With water all around, we need to understand the options we have, and prepare– Scott Willis
“The threat hasn’t gone away, but our understanding of it has improved, thanks to great work by the GNS team” he said. As the report states, “Problems of surface flooding and groundwater inundation in low-lying parts of Dunedin are expected to increase with climate change.”
A new study
The new study from GNS Science has found that conditions that lead to surface flooding in South Dunedin are not as straightforward as previously thought. After a year of data collection from 23 boreholes, GNS has found that the soil beneath South Dunedin is not as permeable to rising tides as people had believed. This is useful to know because a 2015 report from the Parliamentary Commissioner for the Environment found that 2683 houses in Dunedin were less than half a metre above high tide – more than twice the number in Auckland, Wellington and Christchurch combined.
“South Dunedin is built on what was once tidal wetlands and now supports a diverse community with a strong sense of pride and deep concern about the future. This isn’t surprising with threats directed at South Dunedin from the harbour, sea and hills, all at once. With water all around, we need to understand the options we have, and prepare” says Scott. Indeed, as the report states, South Dunedin is the New Zealand urban area at most extreme risk, because “groundwater beneath South Dunedin and Harbourside’s narrow coastal strip is faced with encroachment from all directions: the harbour in the east, the ocean in the south and changing runoff- and recharge- related flows from hill catchments in the north and west”.
The GNS study tells us that we have a bit more time to adapt to the rise in sea levels. The report’s main author Simon Cox reported on Radio NZ that “over the short to medium term, having less permeable ground and less water flowing through there, means that there will be a wider range of options that they can use for engineering to keep things going maybe over two to four decades.” But the water table under South Dunedin will continue to rise and the capacity of the soil above it to absorb extreme stormwater will therefore continue to reduce.
Scott is urging immediate and widespread action and support for community-led development of the low-lying areas so that the community can actively participate in and shape adaptation solutions. “Climate justice means ensuring our community has the power to participate in solutions rather than having decisions imposed.
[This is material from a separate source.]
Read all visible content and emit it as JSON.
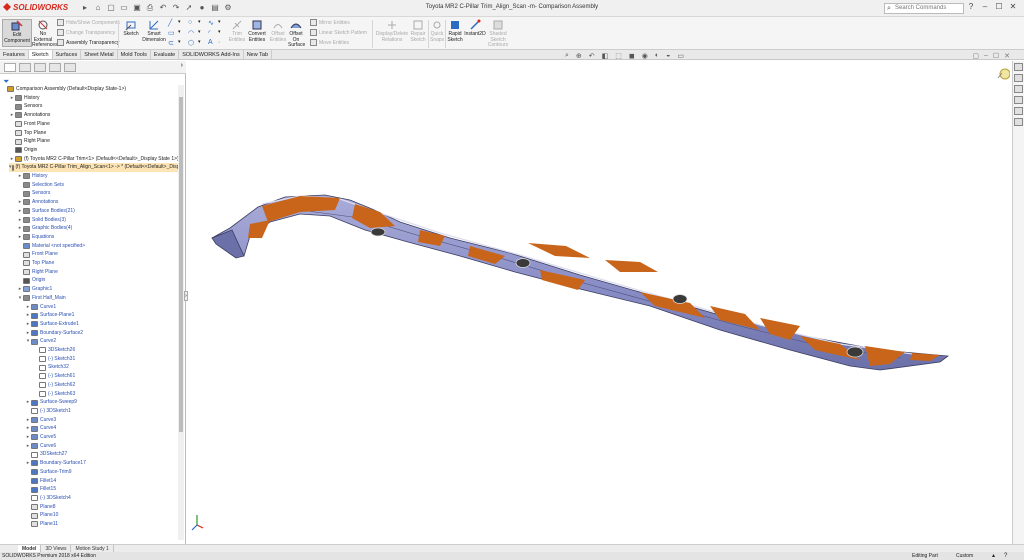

We need to be thinking ahead” he says, “The creativity and power of our community is something we can harness for good.” In the long run the best hope for South Dunedin is that New Zealand can show the world the same leadership on climate instability that it has in managing the Covid-19 pandemic. South Dunedin needs to be the first to show the way.